The starting point is an attempt at explaining quantum correlations as deriving from some “underlying information” [a much better name than “local hidden variable” indeed!]. In this context, one would like to make three very plausible assumptions:
- Determinism (or equivalently “outcome independence”): the “underlying information” specifies the outcomes (or: given the “underlying information”, there are no correlations).
- No-signaling: even knowing the “underlying information”, the marginal statistics of one particle are independent of the measurement performed on the other particle.
- Measurement independence: the “underlying information” does not have any influence on the measurement settings that are used.

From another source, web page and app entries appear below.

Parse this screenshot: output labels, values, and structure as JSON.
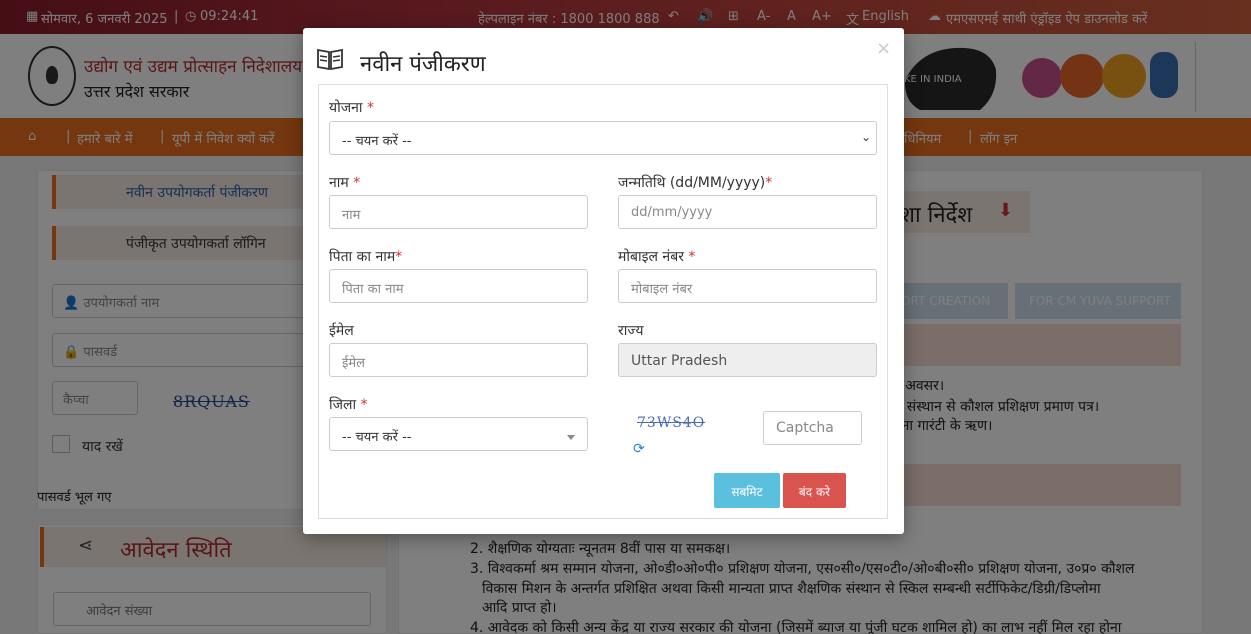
{
  "topbar": {
    "date": "सोमवार, 6 जनवरी 2025",
    "separator": "|",
    "time": "09:24:41",
    "helpline": "हेल्पलाइन नंबर : 1800 1800 888",
    "font_small": "A-",
    "font_normal": "A",
    "font_large": "A+",
    "language": "English",
    "app_download": "एमएसएमई साथी एंड्रॉइड ऐप डाउनलोड करें"
  },
  "header": {
    "department_line1": "उद्योग एवं उद्यम प्रोत्साहन निदेशालय",
    "department_line2": "उत्तर प्रदेश सरकार",
    "make_in_india": "KE IN INDIA"
  },
  "nav": {
    "items": [
      "हमारे बारे में",
      "यूपी में निवेश क्यों करें",
      "धिनियम",
      "लॉग इन"
    ]
  },
  "left_panel": {
    "tab_new_user": "नवीन उपयोगकर्ता पंजीकरण",
    "tab_login": "पंजीकृत उपयोगकर्ता लॉगिन",
    "username_placeholder": "उपयोगकर्ता नाम",
    "password_placeholder": "पासवर्ड",
    "captcha_placeholder": "कैप्चा",
    "captcha_text": "8RQUAS",
    "remember_label": "याद रखें",
    "forgot_password": "पासवर्ड भूल गए",
    "status_title": "आवेदन स्थिति",
    "application_number_placeholder": "आवेदन संख्या"
  },
  "right_panel": {
    "guidelines_title": "शा निर्देश",
    "button_project_report": "PORT CREATION",
    "button_cm_yuva": "FOR CM YUVA SUPPORT",
    "line1": "के अवसर।",
    "line2": "प्त संस्थान से कौशल प्रशिक्षण प्रमाण पत्र।",
    "line3": "बिना गारंटी के ऋण।",
    "list_item2": "2. शैक्षणिक योग्यताः न्यूनतम 8वीं पास या समकक्ष।",
    "list_item3a": "3. विश्वकर्मा श्रम सम्मान योजना, ओ०डी०ओ०पी० प्रशिक्षण योजना, एस०सी०/एस०टी०/ओ०बी०सी० प्रशिक्षण योजना, उ०प्र० कौशल",
    "list_item3b": "विकास मिशन के अन्तर्गत प्रशिक्षित अथवा किसी मान्यता प्राप्त शैक्षणिक संस्थान से स्किल सम्बन्धी सर्टीफिकेट/डिग्री/डिप्लोमा",
    "list_item3c": "आदि प्राप्त हो।",
    "list_item4": "4. आवेदक को किसी अन्य केंद्र या राज्य सरकार की योजना (जिसमें ब्याज या पूंजी घटक शामिल हो) का लाभ नहीं मिल रहा होना"
  },
  "modal": {
    "title": "नवीन पंजीकरण",
    "close_symbol": "×",
    "scheme_label": "योजना",
    "scheme_value": "-- चयन करें --",
    "name_label": "नाम",
    "name_placeholder": "नाम",
    "dob_label": "जन्मतिथि (dd/MM/yyyy)",
    "dob_placeholder": "dd/mm/yyyy",
    "father_label": "पिता का नाम",
    "father_placeholder": "पिता का नाम",
    "mobile_label": "मोबाइल नंबर",
    "mobile_placeholder": "मोबाइल नंबर",
    "email_label": "ईमेल",
    "email_placeholder": "ईमेल",
    "state_label": "राज्य",
    "state_value": "Uttar Pradesh",
    "district_label": "जिला",
    "district_value": "-- चयन करें --",
    "captcha_text": "73WS4O",
    "captcha_placeholder": "Captcha",
    "submit_label": "सबमिट",
    "close_label": "बंद करे",
    "required_mark": "*"
  },
  "colors": {
    "nav_orange": "#e96f1f",
    "brand_red": "#b32d2e",
    "submit_blue": "#5bc0de",
    "close_red": "#d9534f"
  }
}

Given these assumptions, Bell’s inequalities are obtained. Since quantum correlations violate the inequalities, at least one of the three assumptions must be wrong.
In the standard interpretation of QM, the “underlying information” is the quantum state; 1 is fully denied, while 2 and 3 are retained. Personally, I stand clearly here.
In Bohmiam mechanics, the “underlying information” is the quantum potential, which must change instantaneously everywhere upon local measurement: therefore, 2 is denied, while 1 and 3 are retained.
It seems harder to give up 3: it would mean that the choice of the setting by (ideally) a human being would be influenced by the source. Or is it really harder? Many physicists I talked to, once sufficiently pressed, admit advocating a fully deterministic view of the world, in which free will is an illusion (I find it terrible, but as we know, there is no way of disproving someone who believes this).
Anyway, as Michael said, this is “philosophy” (albeit interesting one). What he did, was to try to quantify: “how much” determinism, no-signaling or free will must one give up, in order to reproduce the observations? His preliminary studies indicate that:
- if you want to give up determinism, you have to give it up fully, i.e. one bit per pair of particles (an extension of something we proved back in 2008);
- if you want to give up no-signaling, you have to signal quite a lot too.
- However, it is enough to give up very little of free will: only 1/15 of a bit per pair of particles, according to some figure of merit.
As for myself, I am not ready to give up even that amount of free will; but it’s intriguing nonetheless.
A last note: in the discussion, Rafael Rabelo pointed out another assumption in the derivation of Bell’s theorem: the fact that the devices have no memory, i.e. they do not take into account the settings and outcomes of the previous runs. I seem to remember that this changes little, but who knows? Anyway, see how a competent and aware student may remind an expert of something that his “fully general” analysis did not take into account 🙂